#### Task directions:
In the data, find each line where the word "Kathy" appears and list that line.

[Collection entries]
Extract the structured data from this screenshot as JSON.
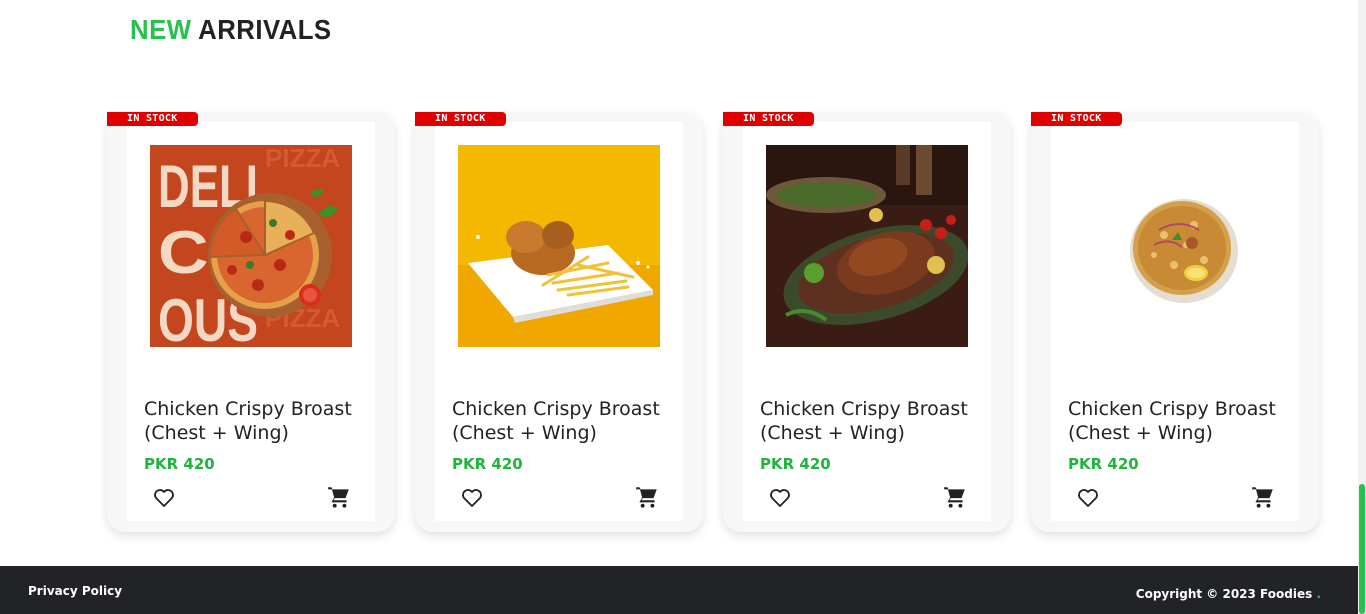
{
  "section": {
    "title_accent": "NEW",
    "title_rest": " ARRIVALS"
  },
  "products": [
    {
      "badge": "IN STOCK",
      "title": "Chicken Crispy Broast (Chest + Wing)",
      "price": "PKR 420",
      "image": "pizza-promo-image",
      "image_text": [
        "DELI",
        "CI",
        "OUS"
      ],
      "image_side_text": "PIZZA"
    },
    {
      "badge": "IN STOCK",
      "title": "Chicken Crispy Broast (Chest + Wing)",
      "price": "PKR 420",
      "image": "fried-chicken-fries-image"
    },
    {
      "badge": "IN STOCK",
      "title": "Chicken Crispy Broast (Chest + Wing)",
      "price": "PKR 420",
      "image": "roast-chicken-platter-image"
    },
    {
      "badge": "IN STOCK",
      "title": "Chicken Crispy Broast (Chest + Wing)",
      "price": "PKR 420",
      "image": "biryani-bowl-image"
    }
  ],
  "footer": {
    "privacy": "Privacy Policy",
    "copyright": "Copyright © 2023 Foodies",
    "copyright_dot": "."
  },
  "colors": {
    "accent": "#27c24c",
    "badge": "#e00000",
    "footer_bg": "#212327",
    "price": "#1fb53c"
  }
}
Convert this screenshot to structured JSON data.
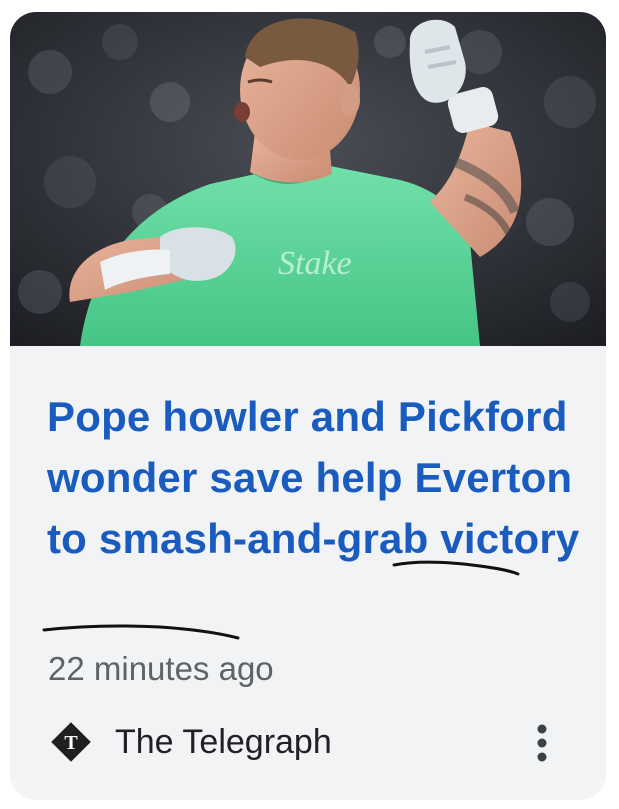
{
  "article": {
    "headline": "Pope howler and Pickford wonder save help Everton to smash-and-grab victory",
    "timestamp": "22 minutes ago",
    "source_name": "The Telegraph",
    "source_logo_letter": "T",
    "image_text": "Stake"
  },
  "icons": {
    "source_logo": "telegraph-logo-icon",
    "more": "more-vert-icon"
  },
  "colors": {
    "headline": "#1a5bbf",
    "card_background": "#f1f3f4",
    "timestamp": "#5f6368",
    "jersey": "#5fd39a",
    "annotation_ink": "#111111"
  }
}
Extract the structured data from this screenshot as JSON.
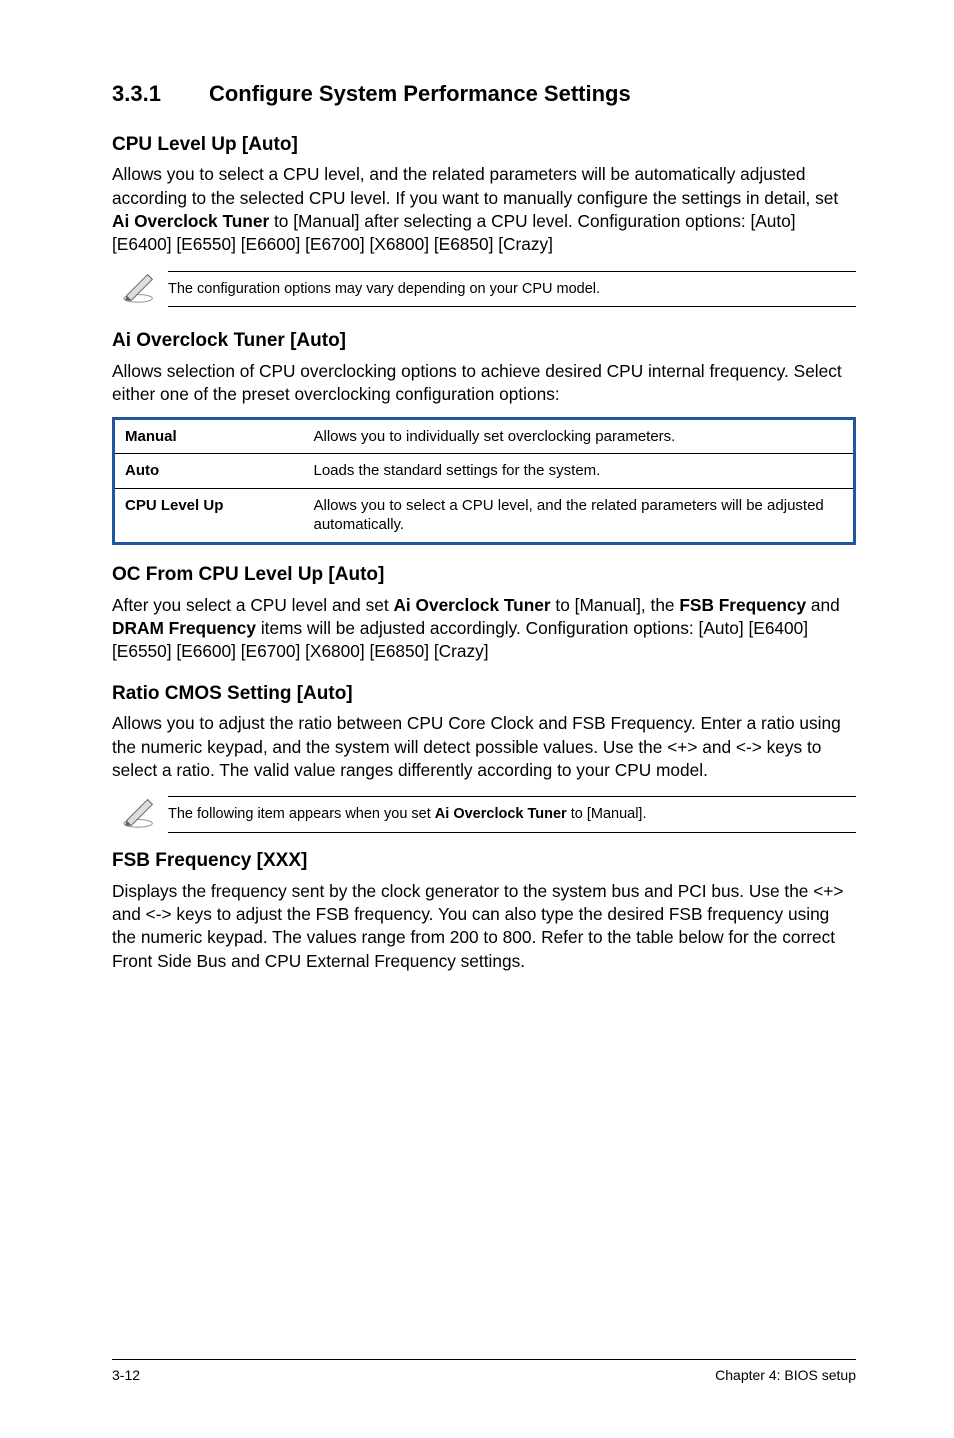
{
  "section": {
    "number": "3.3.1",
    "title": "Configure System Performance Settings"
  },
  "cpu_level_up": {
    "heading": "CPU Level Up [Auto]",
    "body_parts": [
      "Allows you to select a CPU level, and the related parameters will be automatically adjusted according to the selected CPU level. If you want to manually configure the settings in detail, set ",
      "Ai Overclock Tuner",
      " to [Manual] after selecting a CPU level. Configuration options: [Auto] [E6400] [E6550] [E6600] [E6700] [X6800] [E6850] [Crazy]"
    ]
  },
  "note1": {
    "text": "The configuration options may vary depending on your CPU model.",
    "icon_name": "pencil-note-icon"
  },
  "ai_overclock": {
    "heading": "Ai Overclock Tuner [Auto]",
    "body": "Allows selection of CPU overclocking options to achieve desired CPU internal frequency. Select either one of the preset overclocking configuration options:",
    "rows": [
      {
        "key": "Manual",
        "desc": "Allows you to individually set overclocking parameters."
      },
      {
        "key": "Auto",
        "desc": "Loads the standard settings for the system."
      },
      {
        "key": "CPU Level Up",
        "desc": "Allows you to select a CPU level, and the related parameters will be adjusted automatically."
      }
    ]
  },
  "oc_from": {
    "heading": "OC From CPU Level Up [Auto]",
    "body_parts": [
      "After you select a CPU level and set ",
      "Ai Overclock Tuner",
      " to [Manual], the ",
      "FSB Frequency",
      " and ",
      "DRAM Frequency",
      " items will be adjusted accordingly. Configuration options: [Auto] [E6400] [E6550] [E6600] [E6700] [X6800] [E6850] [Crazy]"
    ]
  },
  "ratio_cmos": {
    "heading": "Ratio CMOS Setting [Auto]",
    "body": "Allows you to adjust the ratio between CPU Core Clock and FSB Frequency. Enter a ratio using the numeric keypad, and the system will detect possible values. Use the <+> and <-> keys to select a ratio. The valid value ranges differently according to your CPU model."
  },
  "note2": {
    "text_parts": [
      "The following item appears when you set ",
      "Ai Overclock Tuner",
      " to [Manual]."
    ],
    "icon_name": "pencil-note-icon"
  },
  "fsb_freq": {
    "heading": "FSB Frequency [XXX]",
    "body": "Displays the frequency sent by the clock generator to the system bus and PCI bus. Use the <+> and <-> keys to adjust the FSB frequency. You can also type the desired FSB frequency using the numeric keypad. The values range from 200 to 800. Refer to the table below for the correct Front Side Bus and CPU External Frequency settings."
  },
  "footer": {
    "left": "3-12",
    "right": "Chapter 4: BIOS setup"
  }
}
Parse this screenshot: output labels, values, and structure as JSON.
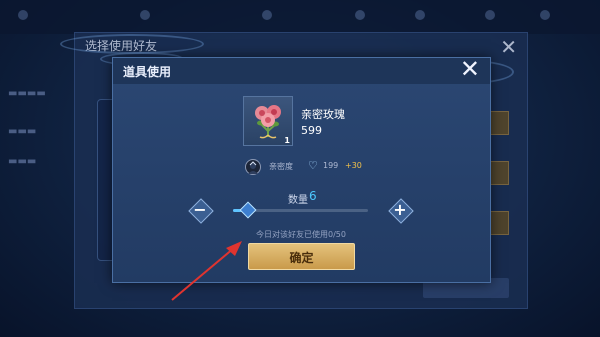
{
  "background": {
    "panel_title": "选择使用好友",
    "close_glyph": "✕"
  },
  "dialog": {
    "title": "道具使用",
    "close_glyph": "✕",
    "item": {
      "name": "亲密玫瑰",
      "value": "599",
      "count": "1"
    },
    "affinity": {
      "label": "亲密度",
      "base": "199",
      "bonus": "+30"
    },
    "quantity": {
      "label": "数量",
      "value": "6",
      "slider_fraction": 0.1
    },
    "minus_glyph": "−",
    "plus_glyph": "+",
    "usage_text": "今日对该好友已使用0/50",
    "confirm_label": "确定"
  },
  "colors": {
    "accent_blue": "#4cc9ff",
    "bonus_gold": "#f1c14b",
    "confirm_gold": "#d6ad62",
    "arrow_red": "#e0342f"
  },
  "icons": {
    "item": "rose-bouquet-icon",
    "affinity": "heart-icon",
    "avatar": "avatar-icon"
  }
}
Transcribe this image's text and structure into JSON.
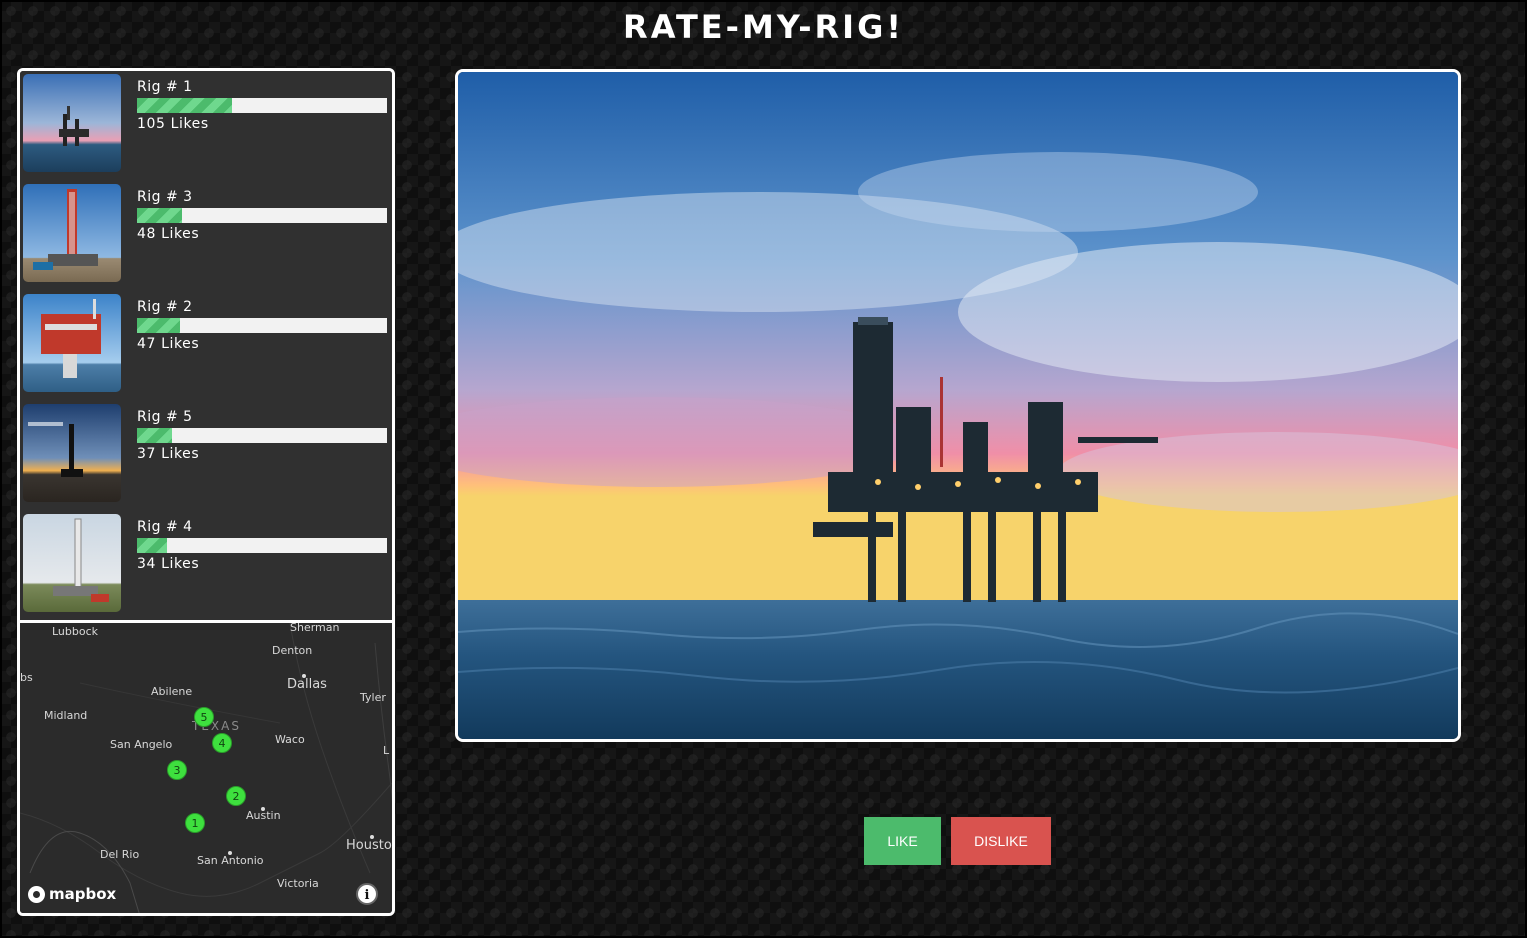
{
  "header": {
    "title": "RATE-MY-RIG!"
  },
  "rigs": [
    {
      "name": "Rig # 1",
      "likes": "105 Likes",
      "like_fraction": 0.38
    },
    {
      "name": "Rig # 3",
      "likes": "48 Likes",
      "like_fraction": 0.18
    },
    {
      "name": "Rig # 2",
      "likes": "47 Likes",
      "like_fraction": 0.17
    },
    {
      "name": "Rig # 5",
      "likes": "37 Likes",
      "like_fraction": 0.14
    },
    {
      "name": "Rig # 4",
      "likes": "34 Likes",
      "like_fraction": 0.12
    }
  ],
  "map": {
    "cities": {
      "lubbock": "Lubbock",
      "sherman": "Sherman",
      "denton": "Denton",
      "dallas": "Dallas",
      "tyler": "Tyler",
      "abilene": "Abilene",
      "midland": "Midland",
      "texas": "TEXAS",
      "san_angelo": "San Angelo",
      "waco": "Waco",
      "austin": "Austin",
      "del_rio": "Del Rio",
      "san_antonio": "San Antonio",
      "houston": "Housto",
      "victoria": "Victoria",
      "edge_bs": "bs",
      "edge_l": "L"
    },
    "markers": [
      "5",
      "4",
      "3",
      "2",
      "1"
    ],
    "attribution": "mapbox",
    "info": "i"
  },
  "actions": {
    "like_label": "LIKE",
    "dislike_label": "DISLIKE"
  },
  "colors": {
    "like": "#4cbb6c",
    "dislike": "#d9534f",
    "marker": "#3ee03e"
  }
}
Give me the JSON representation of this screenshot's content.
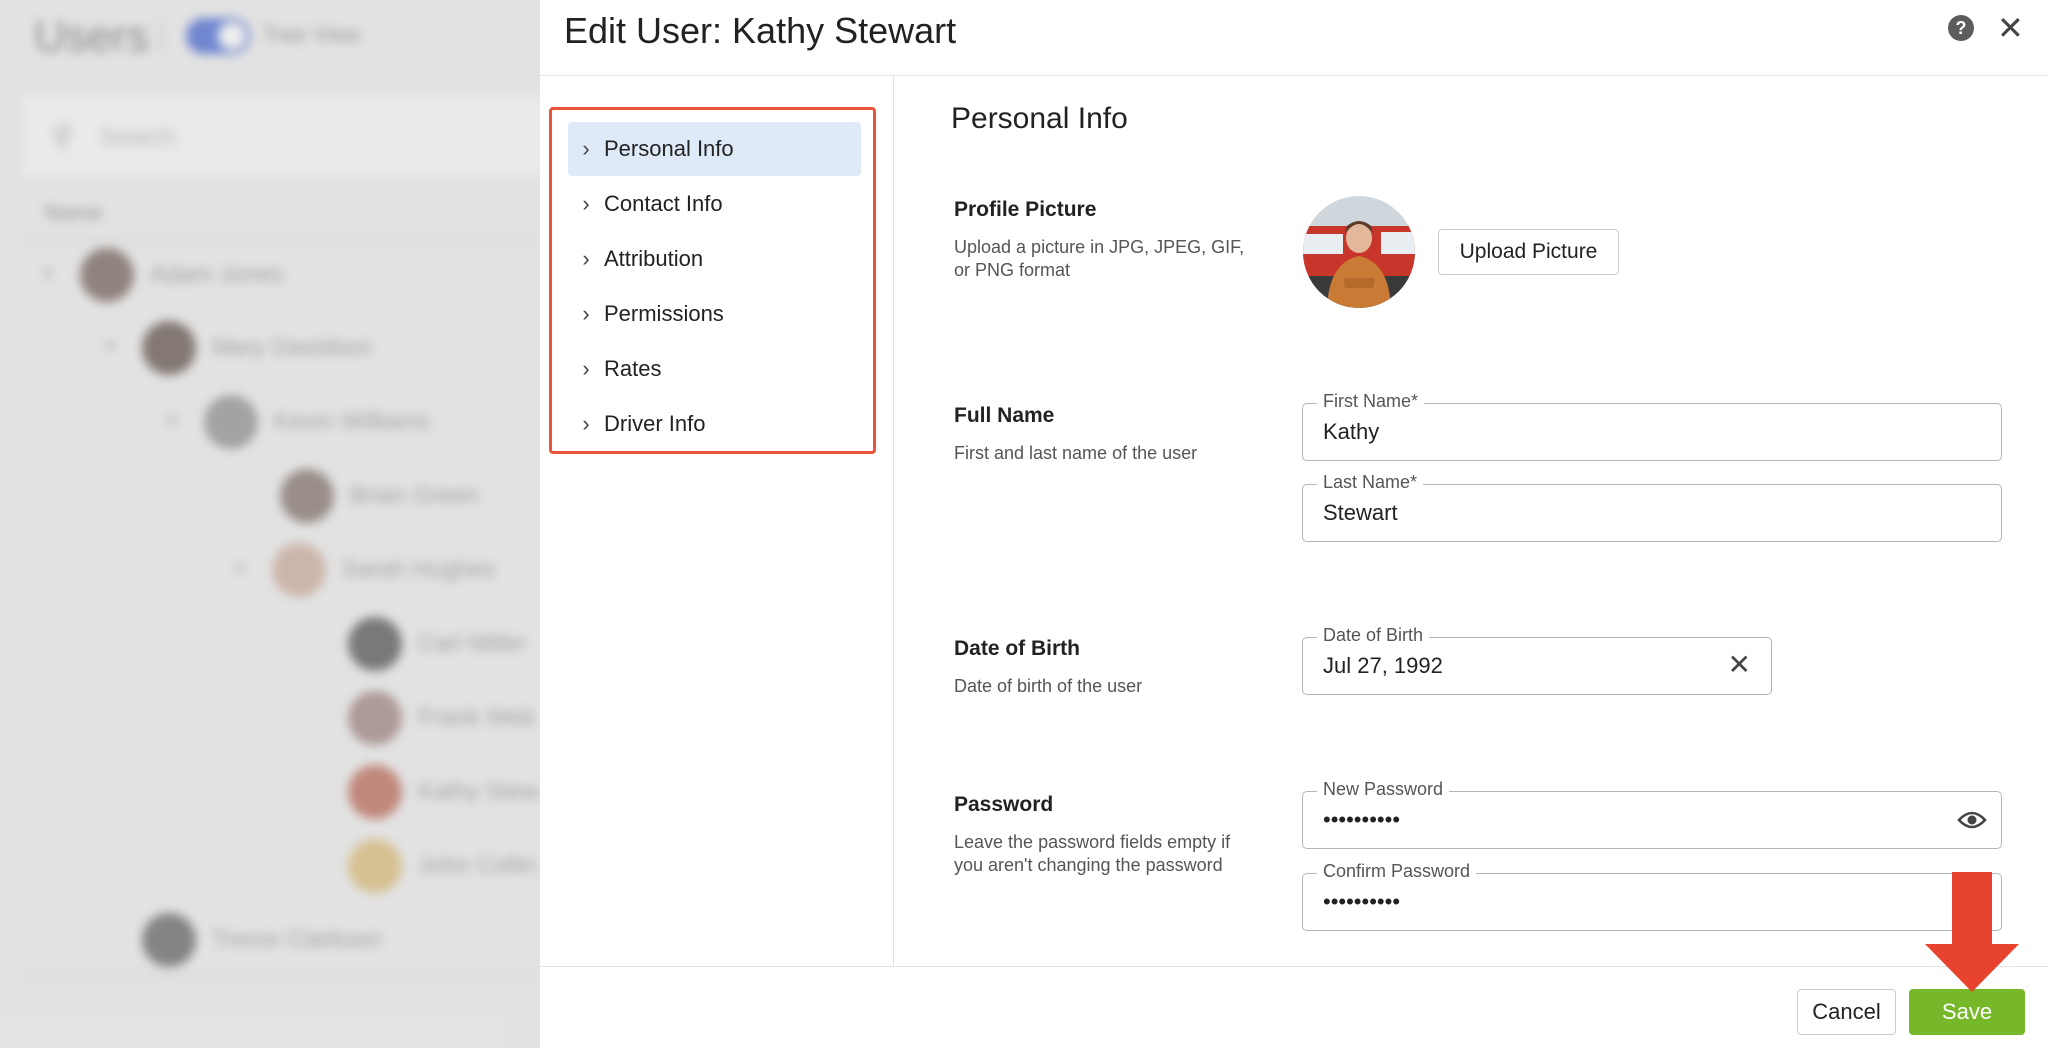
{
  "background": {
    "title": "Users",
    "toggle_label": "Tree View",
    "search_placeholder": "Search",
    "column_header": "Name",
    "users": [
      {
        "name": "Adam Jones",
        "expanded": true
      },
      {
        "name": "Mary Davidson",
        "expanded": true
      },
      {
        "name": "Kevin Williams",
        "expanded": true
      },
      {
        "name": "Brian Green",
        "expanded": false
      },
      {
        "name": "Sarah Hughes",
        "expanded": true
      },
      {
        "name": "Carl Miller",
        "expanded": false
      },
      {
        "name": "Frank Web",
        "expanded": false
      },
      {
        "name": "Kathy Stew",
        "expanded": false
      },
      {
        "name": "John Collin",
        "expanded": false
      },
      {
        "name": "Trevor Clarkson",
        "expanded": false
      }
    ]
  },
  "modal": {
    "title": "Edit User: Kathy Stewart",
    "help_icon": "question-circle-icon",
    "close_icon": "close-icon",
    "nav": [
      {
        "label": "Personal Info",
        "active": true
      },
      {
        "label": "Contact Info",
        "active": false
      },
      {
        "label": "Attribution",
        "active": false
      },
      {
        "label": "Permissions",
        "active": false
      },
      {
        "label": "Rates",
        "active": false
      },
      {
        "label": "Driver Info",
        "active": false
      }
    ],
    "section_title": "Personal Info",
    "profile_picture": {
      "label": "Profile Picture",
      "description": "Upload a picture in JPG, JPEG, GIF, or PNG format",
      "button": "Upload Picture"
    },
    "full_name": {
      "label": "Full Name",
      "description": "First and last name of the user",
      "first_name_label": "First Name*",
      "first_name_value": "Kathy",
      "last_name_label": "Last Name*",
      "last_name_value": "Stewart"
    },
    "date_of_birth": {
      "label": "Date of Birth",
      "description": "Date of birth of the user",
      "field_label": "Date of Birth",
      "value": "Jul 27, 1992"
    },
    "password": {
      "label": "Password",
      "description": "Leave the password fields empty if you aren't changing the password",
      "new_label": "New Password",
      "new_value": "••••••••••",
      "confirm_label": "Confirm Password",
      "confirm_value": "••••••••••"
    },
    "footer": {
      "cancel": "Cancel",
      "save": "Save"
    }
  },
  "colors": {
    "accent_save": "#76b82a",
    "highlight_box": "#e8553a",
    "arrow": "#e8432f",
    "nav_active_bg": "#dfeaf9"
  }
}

#### Finished exercise:
        "name": "Kathy Stew",
    "title": "Edit User: Kathy Stewart",
      "first_name_value": "Kathy",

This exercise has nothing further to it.